tulipscourtyard3I think tulips have to be the best example of delayed gratification in the flower garden.  You order your bulbs the summer before when the online catalogue tempts you with all sorts of delights.  The bulbs come in October and you wait a month before digging them into the ground.

For me that means a few logical spots – the eleven (golly, that many) courtyard planters, the red pots in the potager, and the barrel in the middle. Plus the lilac bed in the east garden which his a bit forlorn and a few other places I seem to dream up each year. tulipspotage1

And this month they are all up.  What a treat. I had completely forgotten what I had ordered. I’ve gone for sensible creams and whites.

It suits this garden which is just adrip with white cherry blossom and white Thalia daffodils.

And I am very pleased with the effect.

But the fun doesn’t stop there with tulips. As your last year’s colours have a habit of sneaking up as well.

abuhasanI have interlopers. Some bright red ones from last year’s planting scheme are makng a surprise return.  And the brooding dark orange Abu Hasan’s from two years back are here as well.

Tulips really are an annual frippery for me. I am stunned to see them back.  redbouquet

And the record for startling returns has to go to the pale mauve and white tulips in the lilac bed.

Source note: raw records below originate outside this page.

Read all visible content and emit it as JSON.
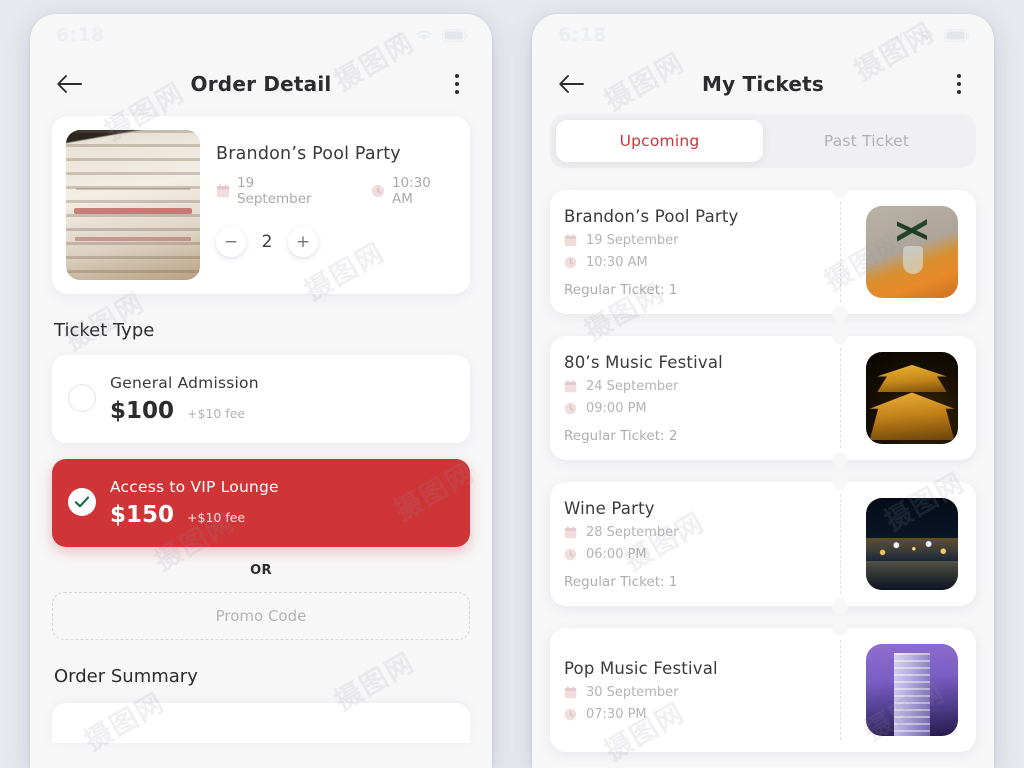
{
  "theme": {
    "accent": "#cf3437",
    "bg": "#e7e9ef",
    "check_green": "#1f6b4a"
  },
  "screens": [
    {
      "status": {
        "time": "6:18",
        "icons": [
          "signal-icon",
          "wifi-icon",
          "battery-icon"
        ]
      },
      "appbar": {
        "back": "back-arrow-icon",
        "title": "Order Detail",
        "menu": "kebab-menu-icon"
      },
      "event": {
        "title": "Brandon’s Pool Party",
        "date": "19 September",
        "time": "10:30 AM",
        "date_icon": "calendar-icon",
        "time_icon": "clock-icon",
        "thumb": "library-photo",
        "stepper": {
          "minus": "−",
          "value": "2",
          "plus": "+"
        }
      },
      "ticket_type": {
        "heading": "Ticket Type",
        "options": [
          {
            "name": "General Admission",
            "price": "$100",
            "fee": "+$10 fee",
            "selected": false
          },
          {
            "name": "Access to VIP Lounge",
            "price": "$150",
            "fee": "+$10 fee",
            "selected": true
          }
        ]
      },
      "or_label": "OR",
      "promo": {
        "placeholder": "Promo Code",
        "value": ""
      },
      "summary_heading": "Order Summary"
    },
    {
      "status": {
        "time": "6:18",
        "icons": [
          "signal-icon",
          "wifi-icon",
          "battery-icon"
        ]
      },
      "appbar": {
        "back": "back-arrow-icon",
        "title": "My Tickets",
        "menu": "kebab-menu-icon"
      },
      "tabs": [
        {
          "label": "Upcoming",
          "active": true
        },
        {
          "label": "Past Ticket",
          "active": false
        }
      ],
      "tickets": [
        {
          "title": "Brandon’s Pool Party",
          "date": "19 September",
          "time": "10:30 AM",
          "qty": "Regular Ticket: 1",
          "thumb": "plant-photo"
        },
        {
          "title": "80’s Music Festival",
          "date": "24 September",
          "time": "09:00 PM",
          "qty": "Regular Ticket: 2",
          "thumb": "temple-photo"
        },
        {
          "title": "Wine Party",
          "date": "28 September",
          "time": "06:00 PM",
          "qty": "Regular Ticket: 1",
          "thumb": "city-photo"
        },
        {
          "title": "Pop Music Festival",
          "date": "30 September",
          "time": "07:30 PM",
          "qty": "",
          "thumb": "tower-photo"
        }
      ]
    }
  ]
}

I planted these five years ago.

And three or four make their annual surprising emergence under the lilac tree.redtulips

What are they called you ask? I wish you wouldn’t. My tulip lists is back in London and an internet search wmaureenas a spectacular waste of time. I had thought they were called Maureen. But I may be mistaken.

Andrew will know.  I must ask him.

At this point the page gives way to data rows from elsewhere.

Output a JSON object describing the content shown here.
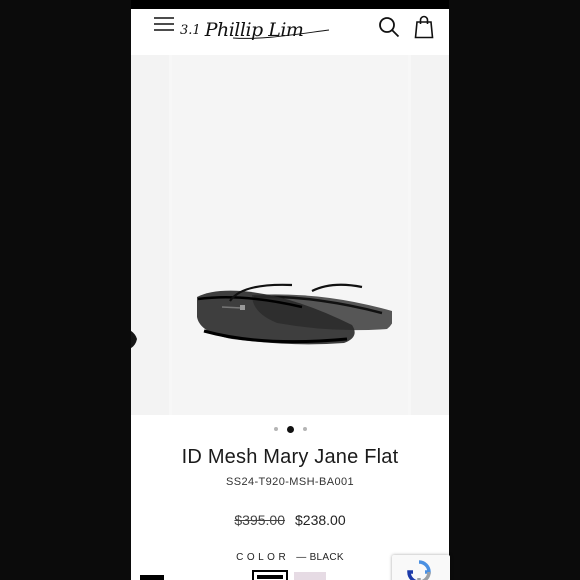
{
  "header": {
    "logo_prefix": "3.1",
    "logo_text": "Phillip Lim"
  },
  "product": {
    "title": "ID Mesh Mary Jane Flat",
    "sku": "SS24-T920-MSH-BA001",
    "price_original": "$395.00",
    "price_sale": "$238.00",
    "color_label": "COLOR",
    "color_value": "— BLACK"
  },
  "gallery": {
    "slide_count": 3,
    "active_index": 1
  },
  "swatches": [
    {
      "name": "black",
      "color": "#000000",
      "selected": true
    },
    {
      "name": "pink",
      "color": "#e6dbe4",
      "selected": false
    }
  ],
  "icons": {
    "menu": "hamburger-icon",
    "search": "search-icon",
    "bag": "shopping-bag-icon",
    "zoom": "zoom-icon",
    "recaptcha": "recaptcha-icon"
  }
}
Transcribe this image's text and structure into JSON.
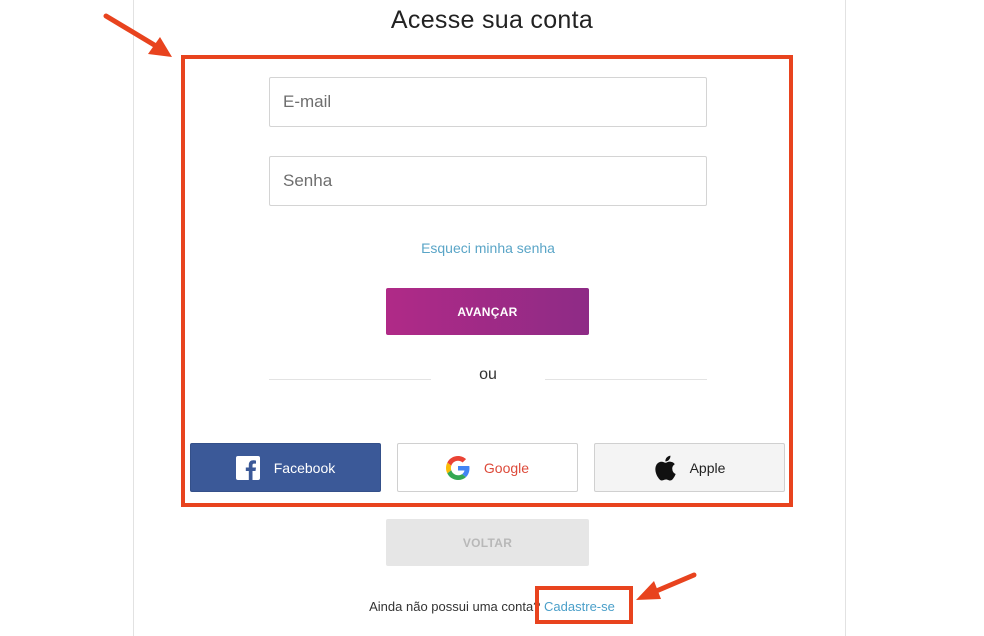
{
  "title": "Acesse sua conta",
  "form": {
    "email_placeholder": "E-mail",
    "password_placeholder": "Senha",
    "forgot_password": "Esqueci minha senha",
    "submit_label": "AVANÇAR",
    "divider_text": "ou"
  },
  "social": {
    "facebook_label": "Facebook",
    "google_label": "Google",
    "apple_label": "Apple"
  },
  "back_label": "VOLTAR",
  "signup": {
    "prompt": "Ainda não possui uma conta?",
    "link": "Cadastre-se"
  },
  "colors": {
    "accent_gradient_start": "#b02a87",
    "accent_gradient_end": "#8e2b86",
    "link": "#5aa5c7",
    "facebook": "#3b5998",
    "google_text": "#dd4a3a",
    "annotation": "#e8431e"
  }
}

The most surprising tulips are the ones I planted in among the soft fruit bushes in front of the potager.  You may recall I had a few left over tulips and stuck them in these newly weeded beds.

tulipspotagerAnd then a few hours later I dug them back up when I realised they were slap bang in the middle of a mole run and hence delicious winter fodder for my favourite garden pest – the mole rat.

So I replanted them in large pots and it has done the trick.

What a shame I chose such floppy tulips.  The habit looks fine from a distance, but nothing beats the stunning form of these white triumphator tulip which have come back for the second year in the cutting bed in the potager.

triumphatorI’m stunned they have survived the predators, and my neglect.

But actually bulbs are brilliant for scatty gardeners. If you can get them in the ground and forget them, you really can’t go wrong.  Remind me to put an order in for a few hundred of these white triumphators for next year.  I might even get a few years value out of them. For once.